One of the days I observed a high number of laughs was when we had social events, like the Thanksgiving potluck on Oct 4. When you put many people together with homemade food, it’s the perfect formula for joy. One of my most favourite times of the day is having dinner with my family. We talk about mundane things, share something funny we saw on social media, and talk about everything else. Meal times are a time when we spend time together and share a laugh. Like many other cultures, Chinese culture has a strong emphasis on eating together. The next time you are at a traditional Chinese restaurant, you might find a large round table. These tables are round by design, it allows for everyone to face each other. It is a shape that brings people in and together. The exercise of counting the laughs I hear in a day has made me notice how often I do laugh when I am with my family. You might be pleasantly surprised by what you find if you did a count the next time you are with friends or family.

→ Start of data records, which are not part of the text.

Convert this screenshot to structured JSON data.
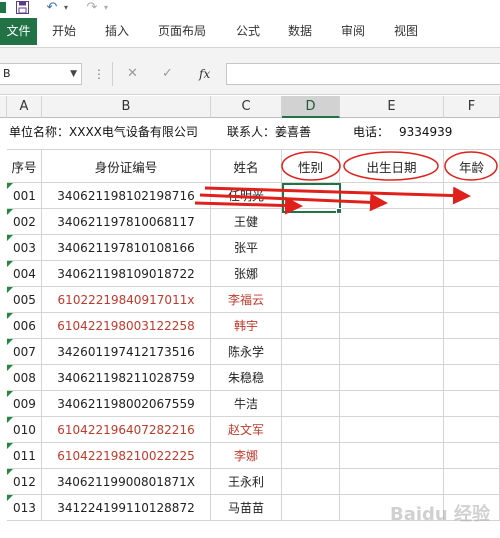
{
  "quick_access": {
    "undo_symbol": "↶",
    "redo_symbol": "↷"
  },
  "ribbon": {
    "file": "文件",
    "tabs": [
      "开始",
      "插入",
      "页面布局",
      "公式",
      "数据",
      "审阅",
      "视图"
    ]
  },
  "formula_bar": {
    "name_box": "B",
    "fx": "fx",
    "cancel": "✕",
    "enter": "✓",
    "content": ""
  },
  "columns": [
    "A",
    "B",
    "C",
    "D",
    "E",
    "F"
  ],
  "info_row": {
    "unit": "单位名称：XXXX电气设备有限公司",
    "contact": "联系人：姜喜善",
    "phone_label": "电话：",
    "phone": "9334939"
  },
  "table_headers": {
    "seq": "序号",
    "id": "身份证编号",
    "name": "姓名",
    "gender": "性别",
    "birth": "出生日期",
    "age": "年龄"
  },
  "rows": [
    {
      "seq": "001",
      "id": "340621198102198716",
      "name": "任明光",
      "red": false
    },
    {
      "seq": "002",
      "id": "340621197810068117",
      "name": "王健",
      "red": false
    },
    {
      "seq": "003",
      "id": "340621197810108166",
      "name": "张平",
      "red": false
    },
    {
      "seq": "004",
      "id": "340621198109018722",
      "name": "张娜",
      "red": false
    },
    {
      "seq": "005",
      "id": "61022219840917011x",
      "name": "李福云",
      "red": true
    },
    {
      "seq": "006",
      "id": "610422198003122258",
      "name": "韩宇",
      "red": true
    },
    {
      "seq": "007",
      "id": "342601197412173516",
      "name": "陈永学",
      "red": false
    },
    {
      "seq": "008",
      "id": "340621198211028759",
      "name": "朱稳稳",
      "red": false
    },
    {
      "seq": "009",
      "id": "340621198002067559",
      "name": "牛洁",
      "red": false
    },
    {
      "seq": "010",
      "id": "610422196407282216",
      "name": "赵文军",
      "red": true
    },
    {
      "seq": "011",
      "id": "610422198210022225",
      "name": "李娜",
      "red": true
    },
    {
      "seq": "012",
      "id": "34062119900801871X",
      "name": "王永利",
      "red": false
    },
    {
      "seq": "013",
      "id": "341224199110128872",
      "name": "马苗苗",
      "red": false
    }
  ],
  "colors": {
    "accent": "#217346",
    "annotation_red": "#e0201b",
    "data_red": "#c0392b"
  },
  "watermark": "Baidu 经验"
}
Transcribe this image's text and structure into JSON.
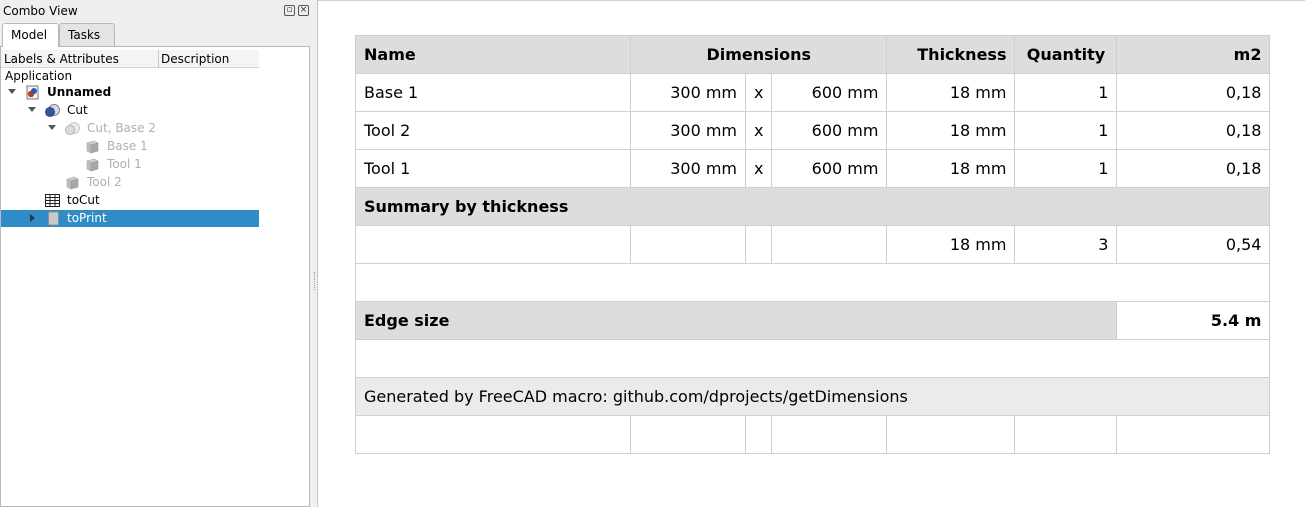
{
  "combo": {
    "title": "Combo View",
    "tabs": [
      {
        "label": "Model",
        "active": true
      },
      {
        "label": "Tasks",
        "active": false
      }
    ],
    "columns": [
      "Labels & Attributes",
      "Description"
    ],
    "tree": [
      {
        "label": "Application",
        "depth": 0,
        "icon": "none"
      },
      {
        "label": "Unnamed",
        "depth": 1,
        "icon": "document-icon",
        "expanded": true,
        "bold": true
      },
      {
        "label": "Cut",
        "depth": 2,
        "icon": "cut-icon",
        "expanded": true
      },
      {
        "label": "Cut, Base 2",
        "depth": 3,
        "icon": "cut-icon",
        "expanded": true,
        "faded": true
      },
      {
        "label": "Base 1",
        "depth": 4,
        "icon": "box-icon",
        "faded": true
      },
      {
        "label": "Tool 1",
        "depth": 4,
        "icon": "box-icon",
        "faded": true
      },
      {
        "label": "Tool 2",
        "depth": 3,
        "icon": "box-icon",
        "faded": true
      },
      {
        "label": "toCut",
        "depth": 2,
        "icon": "spreadsheet-icon"
      },
      {
        "label": "toPrint",
        "depth": 2,
        "icon": "page-icon",
        "collapsed": true,
        "selected": true
      }
    ]
  },
  "sheet": {
    "header": {
      "name": "Name",
      "dimensions": "Dimensions",
      "thickness": "Thickness",
      "quantity": "Quantity",
      "m2": "m2"
    },
    "rows": [
      {
        "name": "Base 1",
        "dim1": "300 mm",
        "x": "x",
        "dim2": "600 mm",
        "thickness": "18 mm",
        "quantity": "1",
        "m2": "0,18"
      },
      {
        "name": "Tool 2",
        "dim1": "300 mm",
        "x": "x",
        "dim2": "600 mm",
        "thickness": "18 mm",
        "quantity": "1",
        "m2": "0,18"
      },
      {
        "name": "Tool 1",
        "dim1": "300 mm",
        "x": "x",
        "dim2": "600 mm",
        "thickness": "18 mm",
        "quantity": "1",
        "m2": "0,18"
      }
    ],
    "summary_title": "Summary by thickness",
    "summary": {
      "thickness": "18 mm",
      "quantity": "3",
      "m2": "0,54"
    },
    "edge_label": "Edge size",
    "edge_value": "5.4 m",
    "footer": "Generated by FreeCAD macro: github.com/dprojects/getDimensions"
  }
}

This project is a reflection on how we enjoy life despite challenges we face. One of my co-workers has worked at our company for a long time (20+ years), and he has the heartiest laugh in the whole company. I asked him what’s his secret. He said he suffered from a near fatal accident in his youth and that changed him. His attitude towards life changed as he decided to become happier because life is too short. His positivity and perseverance to lead a good life reminds me of my mom. She has seen so much, good and bad, and she would sometimes say to me “I’ve had more salt than you’ve had rice”, as a way to express how much longer she has lived than me. Her work ethic never ceases to shock me, she still works 12+ hours a day even after 20 years of owning her own business. Yet, she never complains and still has the heart and energy to laugh with life

On Dec 19, we had a combined of 140 laughs that were shared among people. This count was a rough estimate, but I believe it’s not that far off. We had a holiday game called “Dirty Santa” within our company, which employs roughly 80 people. Each person would either pick an unopened gift or steal an opened one from someone else. If your gift got stolen, you could either steal another gift or open a new one. It was my first time playing this game, but I was fascinated when I saw veterans play the game. They were surveying opened gifts, planning ahead of time to snatch it from them. One co-worker was known to take their time opening new gifts, they would shake, touch, and even smell the gifts to find the best ones. The most interesting gift was definitely a stack of lotto tickets – imagine if that won the jackpot.

Some behind the scenes: I used these index cards to tally up laughs I heard throughout the day. This entire project was very ‘manual’ in process and labour. I used one card per week.

Leave a Comment